[HOW TO COMPLETE THIS TASK] Going through the listing below, tally the lines that contain the word "screenshot" and give only that figure.

═════ INPUT

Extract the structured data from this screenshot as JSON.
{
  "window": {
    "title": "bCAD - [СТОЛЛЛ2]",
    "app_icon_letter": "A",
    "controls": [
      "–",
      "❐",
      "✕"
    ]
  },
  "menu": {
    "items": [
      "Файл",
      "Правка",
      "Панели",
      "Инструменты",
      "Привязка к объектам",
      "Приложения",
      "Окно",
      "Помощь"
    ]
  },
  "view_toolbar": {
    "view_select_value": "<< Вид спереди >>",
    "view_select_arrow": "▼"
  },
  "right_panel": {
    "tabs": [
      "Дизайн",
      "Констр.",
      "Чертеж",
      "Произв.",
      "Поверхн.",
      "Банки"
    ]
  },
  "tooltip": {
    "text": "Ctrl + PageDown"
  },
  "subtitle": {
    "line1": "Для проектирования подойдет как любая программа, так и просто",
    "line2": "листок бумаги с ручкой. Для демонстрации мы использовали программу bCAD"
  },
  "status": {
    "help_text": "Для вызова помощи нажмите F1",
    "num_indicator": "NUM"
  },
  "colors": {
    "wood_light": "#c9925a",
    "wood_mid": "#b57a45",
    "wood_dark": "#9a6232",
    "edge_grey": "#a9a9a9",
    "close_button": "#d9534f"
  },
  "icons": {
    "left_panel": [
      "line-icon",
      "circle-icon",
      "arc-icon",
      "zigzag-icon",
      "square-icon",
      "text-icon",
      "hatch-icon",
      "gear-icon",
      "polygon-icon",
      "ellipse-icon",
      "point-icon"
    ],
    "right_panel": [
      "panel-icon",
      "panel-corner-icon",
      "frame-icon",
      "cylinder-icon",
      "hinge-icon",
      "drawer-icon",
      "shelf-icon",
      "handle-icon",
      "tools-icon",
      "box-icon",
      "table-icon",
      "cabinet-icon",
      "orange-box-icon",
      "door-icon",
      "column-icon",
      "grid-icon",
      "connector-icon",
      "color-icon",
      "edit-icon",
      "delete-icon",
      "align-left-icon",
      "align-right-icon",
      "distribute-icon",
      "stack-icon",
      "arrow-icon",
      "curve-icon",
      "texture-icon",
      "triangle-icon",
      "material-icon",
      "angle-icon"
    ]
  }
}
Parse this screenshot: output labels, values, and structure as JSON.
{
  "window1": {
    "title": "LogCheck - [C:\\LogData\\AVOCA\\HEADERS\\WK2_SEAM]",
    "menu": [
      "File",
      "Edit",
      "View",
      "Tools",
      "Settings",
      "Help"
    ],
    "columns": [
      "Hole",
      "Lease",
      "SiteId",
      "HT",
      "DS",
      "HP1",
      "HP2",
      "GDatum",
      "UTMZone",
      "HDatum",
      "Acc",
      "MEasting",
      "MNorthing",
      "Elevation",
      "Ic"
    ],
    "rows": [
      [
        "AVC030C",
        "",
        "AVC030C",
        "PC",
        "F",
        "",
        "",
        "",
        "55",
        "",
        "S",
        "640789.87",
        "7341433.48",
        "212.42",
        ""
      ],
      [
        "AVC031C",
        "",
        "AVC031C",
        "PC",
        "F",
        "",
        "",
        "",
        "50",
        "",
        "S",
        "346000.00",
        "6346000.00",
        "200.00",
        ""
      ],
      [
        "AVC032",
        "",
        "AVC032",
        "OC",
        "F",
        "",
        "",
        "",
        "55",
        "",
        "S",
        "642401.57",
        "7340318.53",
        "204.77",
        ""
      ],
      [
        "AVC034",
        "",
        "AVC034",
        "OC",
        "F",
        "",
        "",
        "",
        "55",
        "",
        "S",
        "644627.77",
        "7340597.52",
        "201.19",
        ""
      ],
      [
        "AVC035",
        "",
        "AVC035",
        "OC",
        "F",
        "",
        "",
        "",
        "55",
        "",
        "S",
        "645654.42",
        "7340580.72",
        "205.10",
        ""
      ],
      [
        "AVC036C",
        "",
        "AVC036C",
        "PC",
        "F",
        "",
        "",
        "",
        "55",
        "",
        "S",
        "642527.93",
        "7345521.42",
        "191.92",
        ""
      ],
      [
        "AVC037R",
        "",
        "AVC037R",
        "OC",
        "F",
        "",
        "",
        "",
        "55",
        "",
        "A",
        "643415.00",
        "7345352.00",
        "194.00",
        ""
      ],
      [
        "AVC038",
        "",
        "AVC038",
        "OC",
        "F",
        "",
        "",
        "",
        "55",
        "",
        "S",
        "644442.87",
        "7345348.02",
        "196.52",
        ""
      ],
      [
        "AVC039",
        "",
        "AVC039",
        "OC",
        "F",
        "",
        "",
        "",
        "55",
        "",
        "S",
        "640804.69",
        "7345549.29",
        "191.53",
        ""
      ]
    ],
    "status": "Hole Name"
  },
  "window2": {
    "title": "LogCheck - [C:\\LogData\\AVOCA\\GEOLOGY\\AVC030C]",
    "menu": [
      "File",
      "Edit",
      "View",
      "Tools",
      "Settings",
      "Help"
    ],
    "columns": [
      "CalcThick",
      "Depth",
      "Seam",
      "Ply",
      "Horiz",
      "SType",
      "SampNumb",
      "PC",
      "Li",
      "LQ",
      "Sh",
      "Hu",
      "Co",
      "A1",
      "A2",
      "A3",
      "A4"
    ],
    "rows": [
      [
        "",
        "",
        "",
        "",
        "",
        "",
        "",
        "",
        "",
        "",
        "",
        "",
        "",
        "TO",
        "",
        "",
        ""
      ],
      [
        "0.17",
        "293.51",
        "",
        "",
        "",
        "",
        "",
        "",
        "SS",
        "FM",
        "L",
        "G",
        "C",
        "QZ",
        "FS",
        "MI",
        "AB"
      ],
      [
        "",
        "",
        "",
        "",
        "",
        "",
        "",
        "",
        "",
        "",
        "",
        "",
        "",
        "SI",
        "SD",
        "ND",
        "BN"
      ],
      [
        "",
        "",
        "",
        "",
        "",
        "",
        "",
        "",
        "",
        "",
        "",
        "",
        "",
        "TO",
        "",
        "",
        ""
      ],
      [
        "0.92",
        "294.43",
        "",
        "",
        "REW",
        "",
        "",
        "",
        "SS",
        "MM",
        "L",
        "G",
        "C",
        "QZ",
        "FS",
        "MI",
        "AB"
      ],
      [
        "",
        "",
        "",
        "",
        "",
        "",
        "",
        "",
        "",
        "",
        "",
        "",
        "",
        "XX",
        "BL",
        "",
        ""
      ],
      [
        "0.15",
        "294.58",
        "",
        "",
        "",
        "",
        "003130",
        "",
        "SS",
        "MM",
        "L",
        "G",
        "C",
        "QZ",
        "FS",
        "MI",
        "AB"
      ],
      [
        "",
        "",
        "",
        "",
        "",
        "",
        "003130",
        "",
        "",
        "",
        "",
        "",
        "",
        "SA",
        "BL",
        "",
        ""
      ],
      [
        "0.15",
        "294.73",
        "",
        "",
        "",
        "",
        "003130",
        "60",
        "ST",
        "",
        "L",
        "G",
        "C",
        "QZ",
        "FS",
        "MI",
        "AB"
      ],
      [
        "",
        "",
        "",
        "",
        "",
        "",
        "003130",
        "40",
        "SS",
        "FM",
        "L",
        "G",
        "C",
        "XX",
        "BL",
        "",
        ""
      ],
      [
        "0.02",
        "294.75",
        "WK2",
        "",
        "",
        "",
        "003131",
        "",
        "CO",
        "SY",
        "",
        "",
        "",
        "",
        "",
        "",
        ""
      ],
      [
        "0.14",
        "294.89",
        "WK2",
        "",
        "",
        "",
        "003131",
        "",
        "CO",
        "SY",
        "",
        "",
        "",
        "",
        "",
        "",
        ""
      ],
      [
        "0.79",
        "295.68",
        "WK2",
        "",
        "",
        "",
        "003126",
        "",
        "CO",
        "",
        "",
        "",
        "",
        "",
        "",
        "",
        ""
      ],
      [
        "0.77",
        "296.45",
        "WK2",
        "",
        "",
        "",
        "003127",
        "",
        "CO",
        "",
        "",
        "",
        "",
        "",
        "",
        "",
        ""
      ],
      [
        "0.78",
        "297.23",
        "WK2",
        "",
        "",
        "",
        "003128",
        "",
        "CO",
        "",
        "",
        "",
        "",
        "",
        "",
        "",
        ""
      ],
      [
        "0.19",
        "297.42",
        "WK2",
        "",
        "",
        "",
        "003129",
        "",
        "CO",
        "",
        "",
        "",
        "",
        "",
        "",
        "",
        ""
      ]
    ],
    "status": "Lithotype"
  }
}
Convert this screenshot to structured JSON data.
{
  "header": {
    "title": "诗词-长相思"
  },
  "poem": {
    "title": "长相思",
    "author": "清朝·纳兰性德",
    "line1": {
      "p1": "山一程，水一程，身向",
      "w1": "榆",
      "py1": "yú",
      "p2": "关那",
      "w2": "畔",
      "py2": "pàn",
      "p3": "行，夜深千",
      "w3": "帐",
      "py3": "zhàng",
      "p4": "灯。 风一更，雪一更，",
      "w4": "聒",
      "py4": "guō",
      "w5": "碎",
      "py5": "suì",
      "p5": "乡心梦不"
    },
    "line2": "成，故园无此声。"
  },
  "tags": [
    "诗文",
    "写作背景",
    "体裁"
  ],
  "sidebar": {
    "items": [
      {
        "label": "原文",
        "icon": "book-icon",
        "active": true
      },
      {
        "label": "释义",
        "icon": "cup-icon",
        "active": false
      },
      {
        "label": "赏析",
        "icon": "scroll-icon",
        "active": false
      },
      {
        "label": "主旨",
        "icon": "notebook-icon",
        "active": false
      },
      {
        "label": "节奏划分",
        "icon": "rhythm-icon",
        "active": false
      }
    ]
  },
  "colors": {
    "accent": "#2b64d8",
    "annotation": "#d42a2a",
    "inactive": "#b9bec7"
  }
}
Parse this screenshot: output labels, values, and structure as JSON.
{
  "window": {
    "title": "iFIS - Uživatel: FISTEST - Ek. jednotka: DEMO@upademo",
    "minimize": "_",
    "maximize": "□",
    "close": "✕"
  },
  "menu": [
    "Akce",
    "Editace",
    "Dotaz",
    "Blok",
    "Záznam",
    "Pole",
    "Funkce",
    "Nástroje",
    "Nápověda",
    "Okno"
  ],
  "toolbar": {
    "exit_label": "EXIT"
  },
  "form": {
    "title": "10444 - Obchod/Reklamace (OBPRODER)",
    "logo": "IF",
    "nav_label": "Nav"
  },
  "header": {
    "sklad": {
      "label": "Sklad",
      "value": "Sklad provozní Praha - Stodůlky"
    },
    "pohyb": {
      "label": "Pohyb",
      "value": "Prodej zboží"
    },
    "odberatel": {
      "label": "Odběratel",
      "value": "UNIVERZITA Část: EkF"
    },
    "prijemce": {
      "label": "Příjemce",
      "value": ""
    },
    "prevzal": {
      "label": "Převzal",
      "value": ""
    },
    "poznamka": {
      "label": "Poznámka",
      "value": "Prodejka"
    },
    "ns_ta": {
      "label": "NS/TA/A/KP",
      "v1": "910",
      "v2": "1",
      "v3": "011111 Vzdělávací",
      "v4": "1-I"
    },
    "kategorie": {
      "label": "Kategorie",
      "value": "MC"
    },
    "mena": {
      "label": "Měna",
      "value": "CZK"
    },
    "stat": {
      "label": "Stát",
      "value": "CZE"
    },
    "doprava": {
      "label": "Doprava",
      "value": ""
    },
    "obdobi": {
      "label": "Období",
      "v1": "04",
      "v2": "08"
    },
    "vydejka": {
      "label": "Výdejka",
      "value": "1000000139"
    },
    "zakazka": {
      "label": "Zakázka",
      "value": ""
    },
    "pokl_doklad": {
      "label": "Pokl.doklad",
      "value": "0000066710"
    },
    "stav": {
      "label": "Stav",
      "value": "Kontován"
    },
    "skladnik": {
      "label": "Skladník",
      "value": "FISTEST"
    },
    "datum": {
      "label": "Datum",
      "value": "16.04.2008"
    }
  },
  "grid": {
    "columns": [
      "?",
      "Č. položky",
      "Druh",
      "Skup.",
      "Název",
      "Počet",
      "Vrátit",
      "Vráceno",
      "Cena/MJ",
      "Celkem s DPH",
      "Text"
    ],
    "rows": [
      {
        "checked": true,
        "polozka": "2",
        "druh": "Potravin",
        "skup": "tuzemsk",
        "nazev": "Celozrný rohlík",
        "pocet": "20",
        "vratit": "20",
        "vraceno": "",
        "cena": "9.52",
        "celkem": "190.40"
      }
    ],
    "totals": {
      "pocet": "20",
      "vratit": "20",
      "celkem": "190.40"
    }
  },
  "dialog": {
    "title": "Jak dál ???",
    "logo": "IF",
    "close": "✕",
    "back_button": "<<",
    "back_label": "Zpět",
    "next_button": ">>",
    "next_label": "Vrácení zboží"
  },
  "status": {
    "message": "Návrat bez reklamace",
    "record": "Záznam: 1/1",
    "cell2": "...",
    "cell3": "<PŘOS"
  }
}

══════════

[TASK SOLUTION] 4